January 24, 2013 (JUBA) – Statistics on the wealth of livestock per capita in South Sudan have indicated the region is leading the world in the under-utilised economic sector.
With a population of 8.2 million people according to a 2008 disputed population census, South Sudan has over 31 million head of cattle, sheep and goats, making it a world-leading nation when the animal wealth is calculated per capita.
Botswana formerly topped livestock wealth per capita figures, before the latest statistics put South Sudan in the lead.
The statistics, revealed on Wednesday by the minister of animal resources and fisheries, Martin Elia Lomoro, also indicated the nation’s huge livestock wealth has not been utilised or introduced into the economic development of the country, which would have contributed to generating non-oil revenues.
Despite its enormous livestock wealth, South Sudan continues to import most of its meat from neighbouring countries, losing hundreds of millions of dollars every year without exports in return.
The economic cluster meeting on Wednesday chaired by vice-president Riek Machar discussed some of the main challenges facing the industry, including the traditional mindset of cattle keepers, who consider the value of livestock merely in terms of marriage and prestige.
The meeting discussed the need to change these attitudes and persuade cattle keepers to commercialise the commodity by bringing the cattle to the markets so as to benefit from their other economic values.
There are also trans-boundary animal diseases which need to be controlled in the 10 states of the region. According to the minister, this could be done by designing mechanisms to make sure that animals are routinely vaccinated in order to maintain their good health, as well as produce quality meat and dairy products.

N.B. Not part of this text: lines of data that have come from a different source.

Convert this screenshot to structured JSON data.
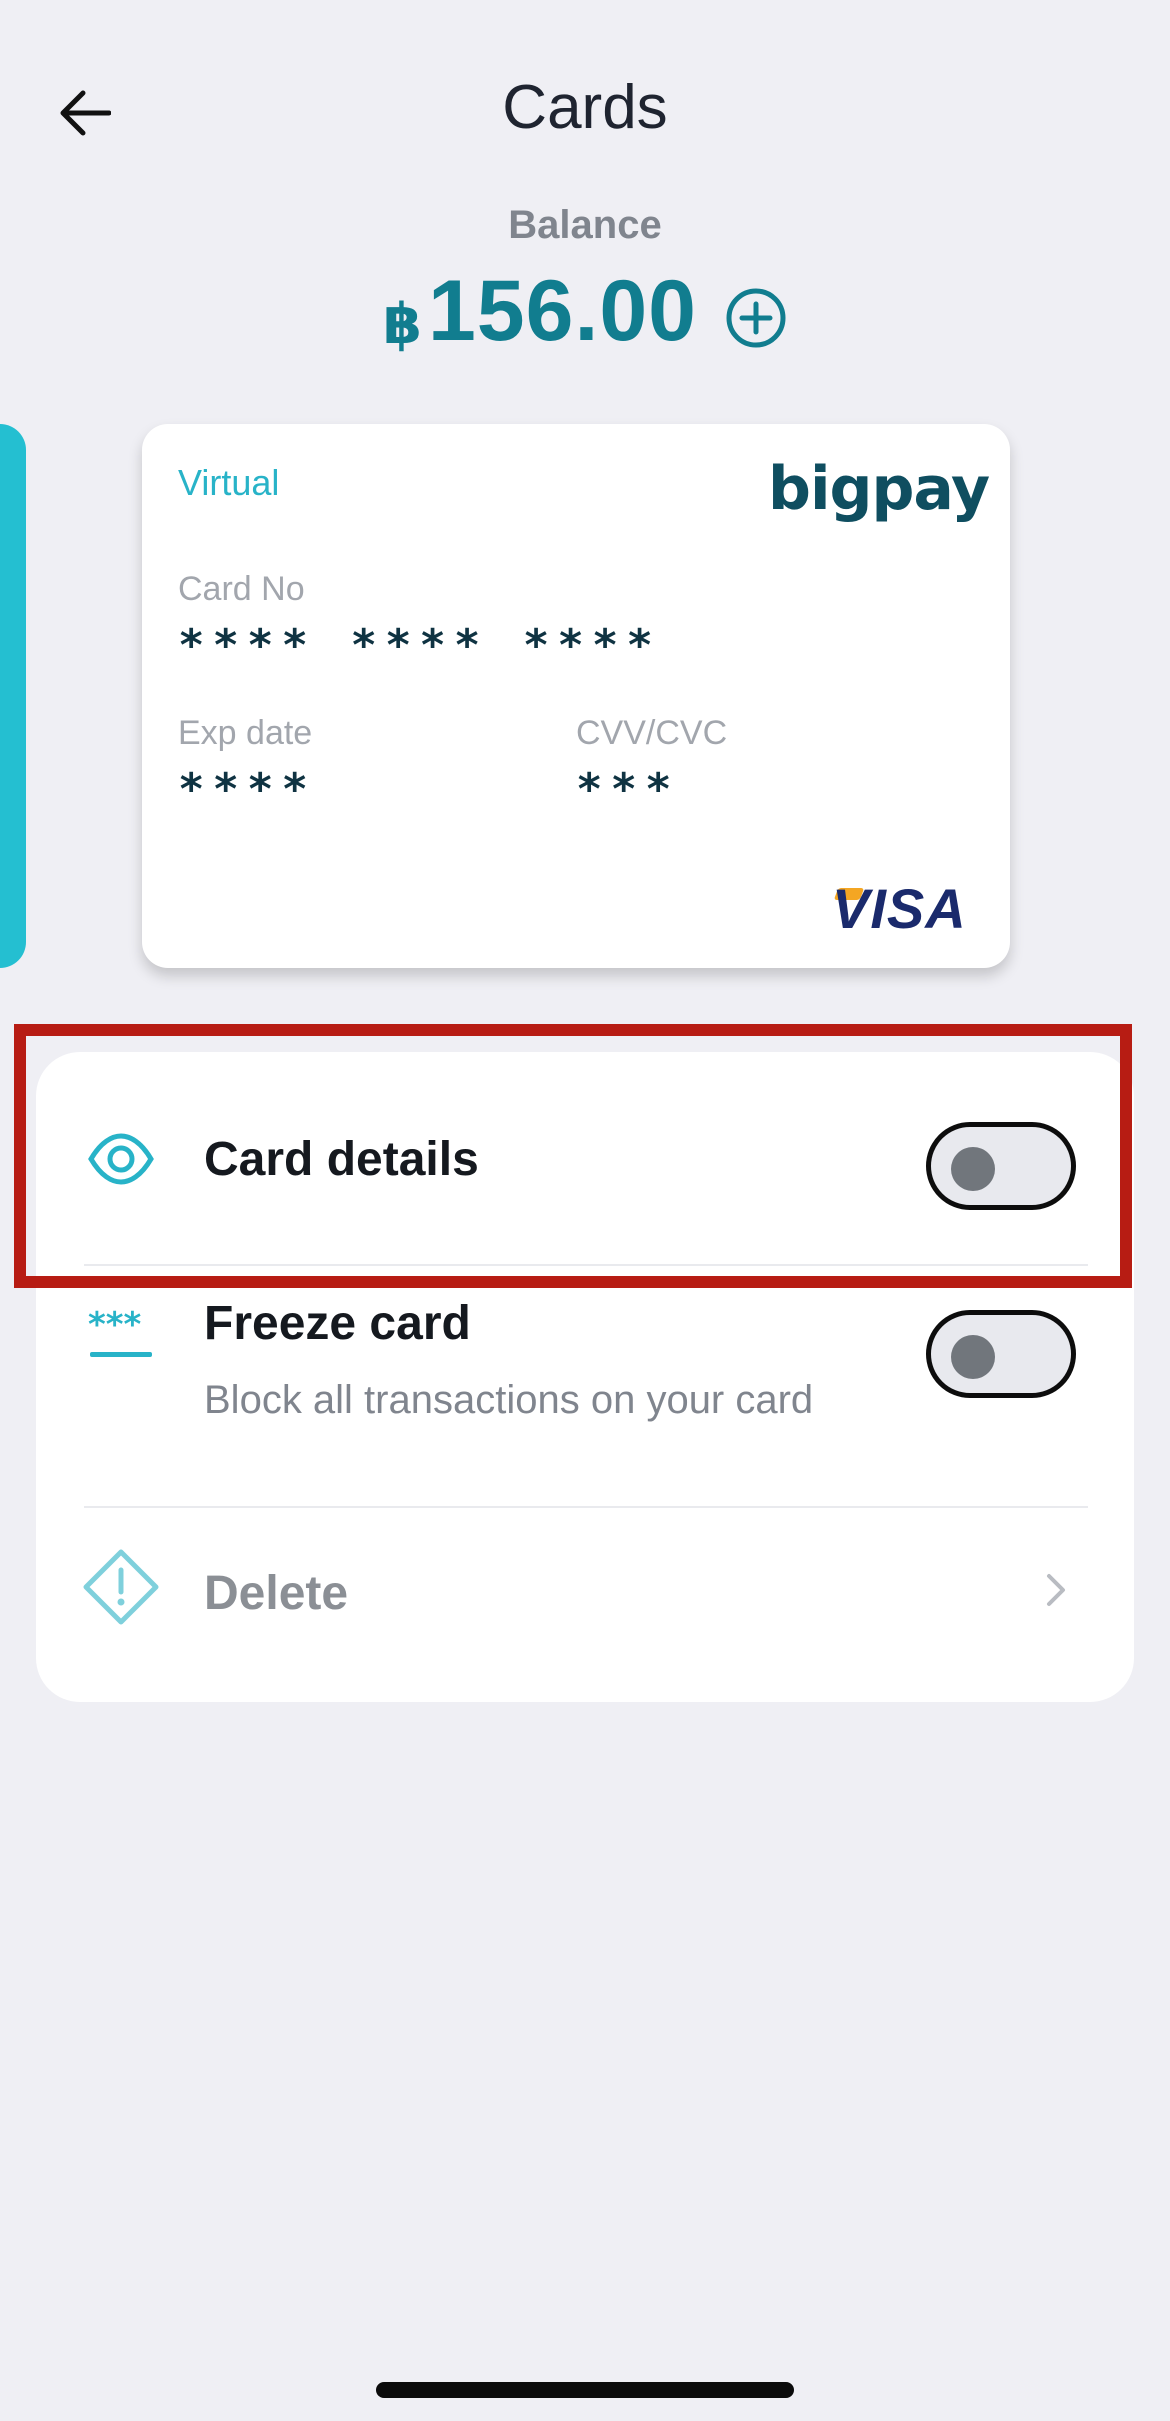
{
  "header": {
    "title": "Cards",
    "back_icon": "arrow-left-icon"
  },
  "balance": {
    "label": "Balance",
    "currency": "฿",
    "amount": "156.00",
    "topup_icon": "plus-circle-icon"
  },
  "card": {
    "type": "Virtual",
    "brand": "bigpay",
    "card_no_label": "Card No",
    "card_no_value": "**** **** ****",
    "exp_label": "Exp date",
    "exp_value": "****",
    "cvv_label": "CVV/CVC",
    "cvv_value": "***",
    "network": "VISA"
  },
  "settings": [
    {
      "label": "Card details",
      "icon": "eye-icon",
      "toggle_on": false
    },
    {
      "label": "Freeze card",
      "sub": "Block all transactions on your card",
      "icon": "asterisks-icon",
      "toggle_on": false
    },
    {
      "label": "Delete",
      "icon": "warning-diamond-icon",
      "chevron_icon": "chevron-right-icon"
    }
  ],
  "colors": {
    "background": "#efeff4",
    "accent_teal": "#117d8f",
    "card_accent": "#24bfd1",
    "highlight": "#b71c13"
  }
}
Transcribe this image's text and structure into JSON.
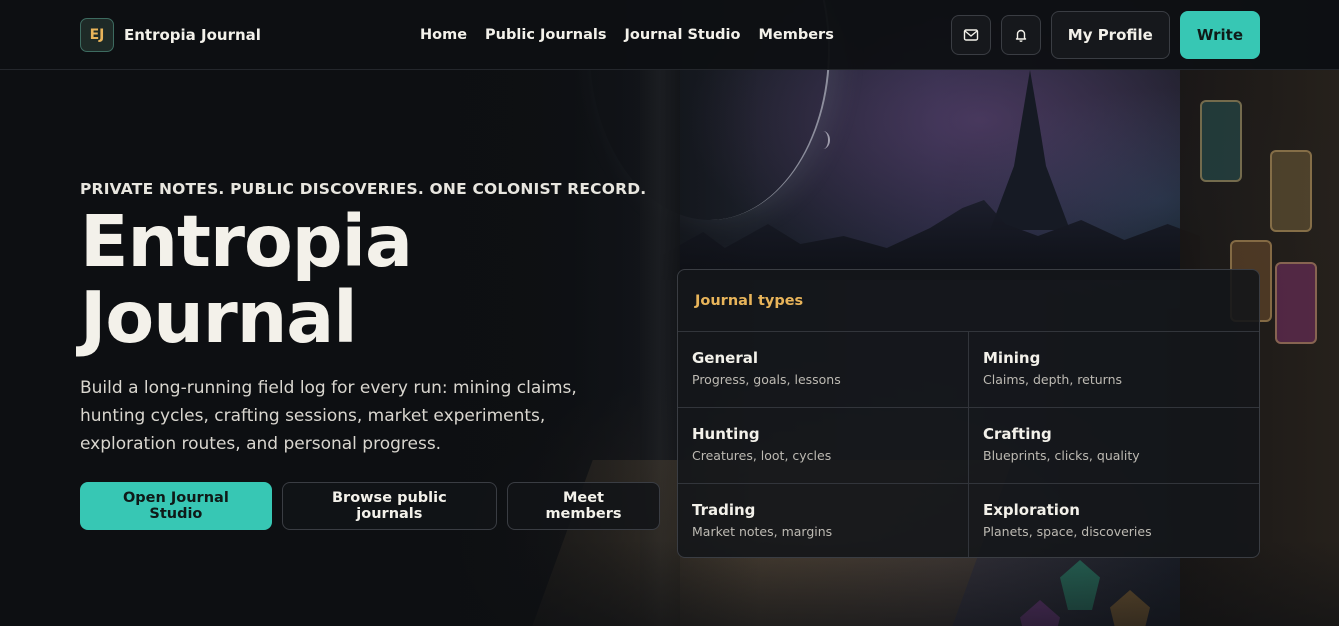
{
  "brand": {
    "badge": "EJ",
    "name": "Entropia Journal"
  },
  "nav": {
    "links": [
      {
        "label": "Home"
      },
      {
        "label": "Public Journals"
      },
      {
        "label": "Journal Studio"
      },
      {
        "label": "Members"
      }
    ],
    "profile_label": "My Profile",
    "write_label": "Write"
  },
  "hero": {
    "eyebrow": "PRIVATE NOTES. PUBLIC DISCOVERIES. ONE COLONIST RECORD.",
    "title_line1": "Entropia",
    "title_line2": "Journal",
    "description": "Build a long-running field log for every run: mining claims, hunting cycles, crafting sessions, market experiments, exploration routes, and personal progress.",
    "cta": {
      "primary": "Open Journal Studio",
      "secondary": "Browse public journals",
      "tertiary": "Meet members"
    }
  },
  "journal_types": {
    "title": "Journal types",
    "items": [
      {
        "name": "General",
        "desc": "Progress, goals, lessons"
      },
      {
        "name": "Mining",
        "desc": "Claims, depth, returns"
      },
      {
        "name": "Hunting",
        "desc": "Creatures, loot, cycles"
      },
      {
        "name": "Crafting",
        "desc": "Blueprints, clicks, quality"
      },
      {
        "name": "Trading",
        "desc": "Market notes, margins"
      },
      {
        "name": "Exploration",
        "desc": "Planets, space, discoveries"
      }
    ]
  },
  "icons": {
    "mail": "mail-icon",
    "notifications": "bell-icon"
  },
  "colors": {
    "accent": "#37c7b4",
    "highlight": "#e8b45a",
    "background": "#0d0f12"
  }
}
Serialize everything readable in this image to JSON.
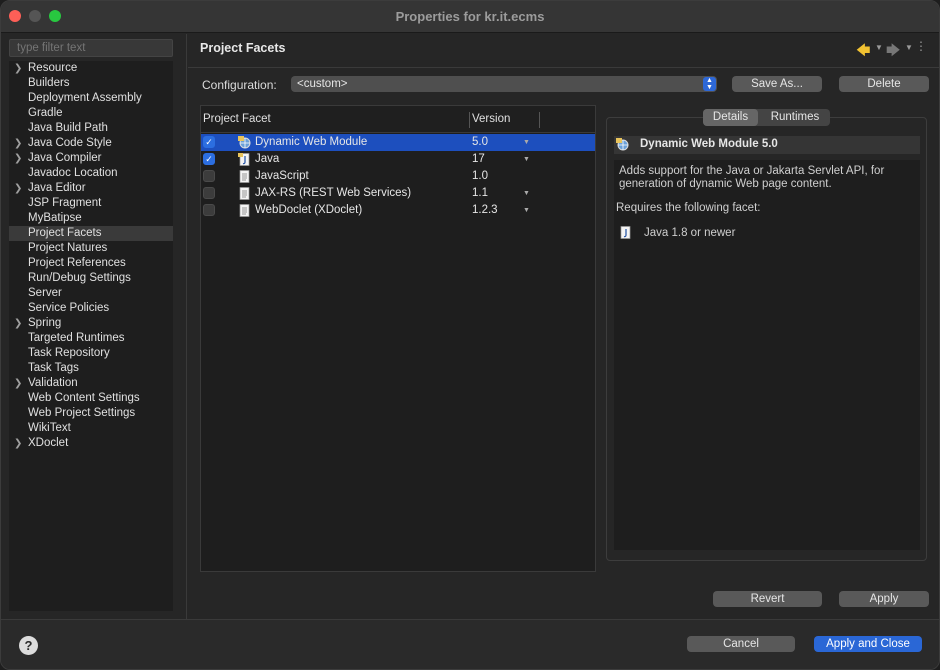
{
  "window": {
    "title": "Properties for kr.it.ecms"
  },
  "sidebar": {
    "filter_placeholder": "type filter text",
    "items": [
      {
        "label": "Resource",
        "expandable": true
      },
      {
        "label": "Builders"
      },
      {
        "label": "Deployment Assembly"
      },
      {
        "label": "Gradle"
      },
      {
        "label": "Java Build Path"
      },
      {
        "label": "Java Code Style",
        "expandable": true
      },
      {
        "label": "Java Compiler",
        "expandable": true
      },
      {
        "label": "Javadoc Location"
      },
      {
        "label": "Java Editor",
        "expandable": true
      },
      {
        "label": "JSP Fragment"
      },
      {
        "label": "MyBatipse"
      },
      {
        "label": "Project Facets",
        "selected": true
      },
      {
        "label": "Project Natures"
      },
      {
        "label": "Project References"
      },
      {
        "label": "Run/Debug Settings"
      },
      {
        "label": "Server"
      },
      {
        "label": "Service Policies"
      },
      {
        "label": "Spring",
        "expandable": true
      },
      {
        "label": "Targeted Runtimes"
      },
      {
        "label": "Task Repository"
      },
      {
        "label": "Task Tags"
      },
      {
        "label": "Validation",
        "expandable": true
      },
      {
        "label": "Web Content Settings"
      },
      {
        "label": "Web Project Settings"
      },
      {
        "label": "WikiText"
      },
      {
        "label": "XDoclet",
        "expandable": true
      }
    ]
  },
  "main": {
    "page_title": "Project Facets",
    "configuration": {
      "label": "Configuration:",
      "value": "<custom>"
    },
    "buttons": {
      "save_as": "Save As...",
      "delete": "Delete",
      "revert": "Revert",
      "apply": "Apply"
    },
    "facets_table": {
      "headers": {
        "facet": "Project Facet",
        "version": "Version"
      },
      "rows": [
        {
          "name": "Dynamic Web Module",
          "version": "5.0",
          "checked": true,
          "selected": true,
          "has_dropdown": true,
          "icon": "web-module-icon"
        },
        {
          "name": "Java",
          "version": "17",
          "checked": true,
          "has_dropdown": true,
          "icon": "java-icon"
        },
        {
          "name": "JavaScript",
          "version": "1.0",
          "checked": false,
          "has_dropdown": false,
          "icon": "document-icon"
        },
        {
          "name": "JAX-RS (REST Web Services)",
          "version": "1.1",
          "checked": false,
          "has_dropdown": true,
          "icon": "document-icon"
        },
        {
          "name": "WebDoclet (XDoclet)",
          "version": "1.2.3",
          "checked": false,
          "has_dropdown": true,
          "icon": "document-icon"
        }
      ]
    },
    "details": {
      "tabs": [
        "Details",
        "Runtimes"
      ],
      "active_tab": "Details",
      "title": "Dynamic Web Module 5.0",
      "description": "Adds support for the Java or Jakarta Servlet API, for generation of dynamic Web page content.",
      "requires_label": "Requires the following facet:",
      "requires_item": "Java 1.8 or newer"
    }
  },
  "footer": {
    "help": "?",
    "cancel": "Cancel",
    "apply_and_close": "Apply and Close"
  },
  "colors": {
    "accent": "#2a67d6",
    "selection": "#1d4fbe"
  }
}
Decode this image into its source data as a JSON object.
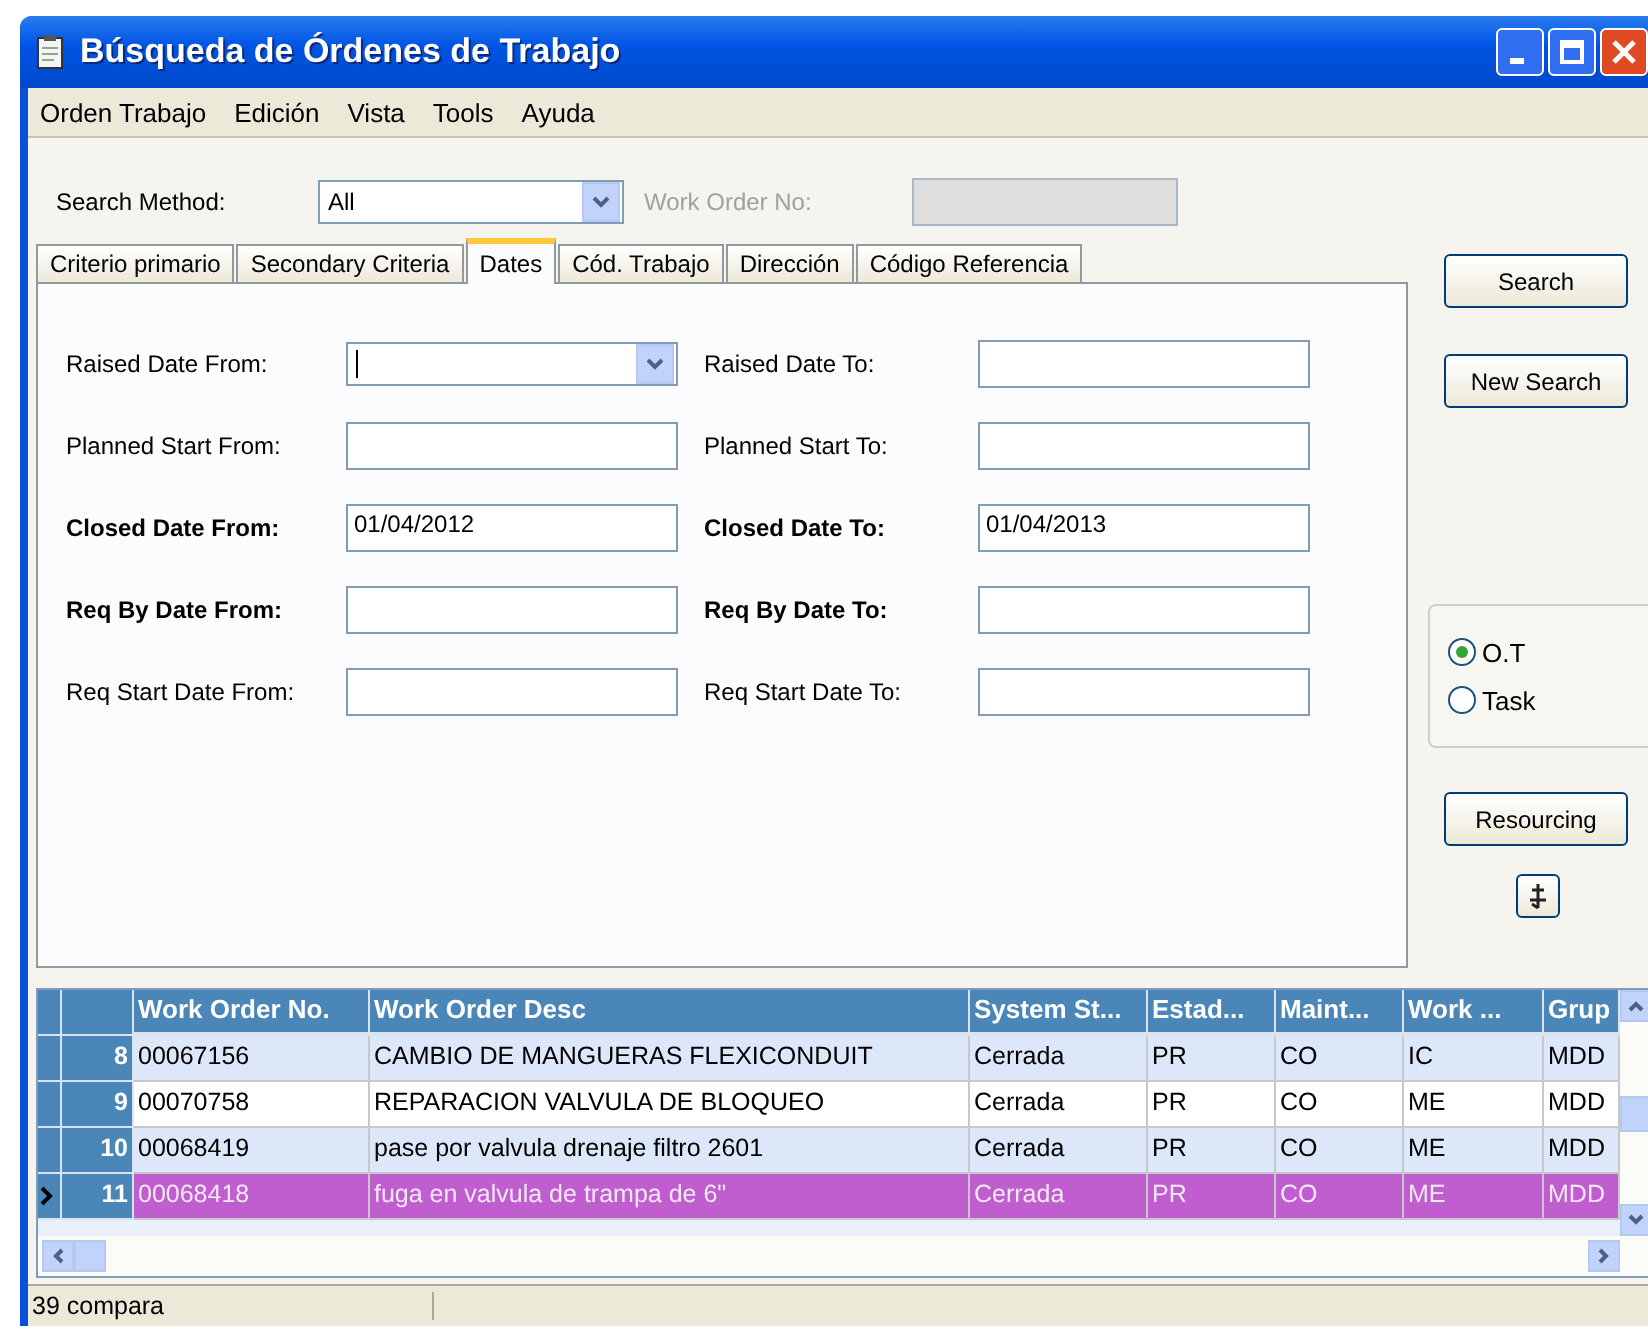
{
  "window": {
    "title": "Búsqueda de Órdenes de Trabajo"
  },
  "menu": [
    "Orden Trabajo",
    "Edición",
    "Vista",
    "Tools",
    "Ayuda"
  ],
  "search_method": {
    "label": "Search Method:",
    "value": "All"
  },
  "work_order_no": {
    "label": "Work Order No:",
    "disabled": true
  },
  "tabs": [
    {
      "label": "Criterio primario",
      "selected": false
    },
    {
      "label": "Secondary Criteria",
      "selected": false
    },
    {
      "label": "Dates",
      "selected": true
    },
    {
      "label": "Cód. Trabajo",
      "selected": false
    },
    {
      "label": "Dirección",
      "selected": false
    },
    {
      "label": "Código Referencia",
      "selected": false
    }
  ],
  "date_rows": [
    {
      "from": {
        "label": "Raised Date From:",
        "bold": false,
        "kind": "combo"
      },
      "to": {
        "label": "Raised Date To:",
        "bold": false,
        "kind": "text"
      }
    },
    {
      "from": {
        "label": "Planned Start From:",
        "bold": false,
        "kind": "text"
      },
      "to": {
        "label": "Planned Start To:",
        "bold": false,
        "kind": "text"
      }
    },
    {
      "from": {
        "label": "Closed Date From:",
        "bold": true,
        "kind": "text",
        "value": "01/04/2012"
      },
      "to": {
        "label": "Closed Date To:",
        "bold": true,
        "kind": "text",
        "value": "01/04/2013"
      }
    },
    {
      "from": {
        "label": "Req By Date From:",
        "bold": true,
        "kind": "text"
      },
      "to": {
        "label": "Req By Date To:",
        "bold": true,
        "kind": "text"
      }
    },
    {
      "from": {
        "label": "Req Start Date From:",
        "bold": false,
        "kind": "text"
      },
      "to": {
        "label": "Req Start Date To:",
        "bold": false,
        "kind": "text"
      }
    }
  ],
  "buttons": [
    "Search",
    "New Search"
  ],
  "mode_options": [
    {
      "label": "O.T",
      "selected": true
    },
    {
      "label": "Task",
      "selected": false
    }
  ],
  "resourcing_button": "Resourcing",
  "grid": {
    "columns": [
      "Work Order No.",
      "Work Order Desc",
      "System St...",
      "Estad...",
      "Maint...",
      "Work ...",
      "Grup"
    ],
    "rows": [
      {
        "number": "8",
        "cells": [
          "00067156",
          "CAMBIO DE MANGUERAS FLEXICONDUIT",
          "Cerrada",
          "PR",
          "CO",
          "IC",
          "MDD"
        ],
        "selected": false
      },
      {
        "number": "9",
        "cells": [
          "00070758",
          "REPARACION VALVULA DE BLOQUEO",
          "Cerrada",
          "PR",
          "CO",
          "ME",
          "MDD"
        ],
        "selected": false
      },
      {
        "number": "10",
        "cells": [
          "00068419",
          "pase  por valvula drenaje filtro 2601",
          "Cerrada",
          "PR",
          "CO",
          "ME",
          "MDD"
        ],
        "selected": false
      },
      {
        "number": "11",
        "cells": [
          "00068418",
          "fuga en valvula de trampa de 6\"",
          "Cerrada",
          "PR",
          "CO",
          "ME",
          "MDD"
        ],
        "selected": true
      }
    ]
  },
  "status_bar": "39 compara"
}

South Sudan has been dependent on oil revenues for 98% of its annual budget for the last eight years despite the huge potential from the non-oil resources.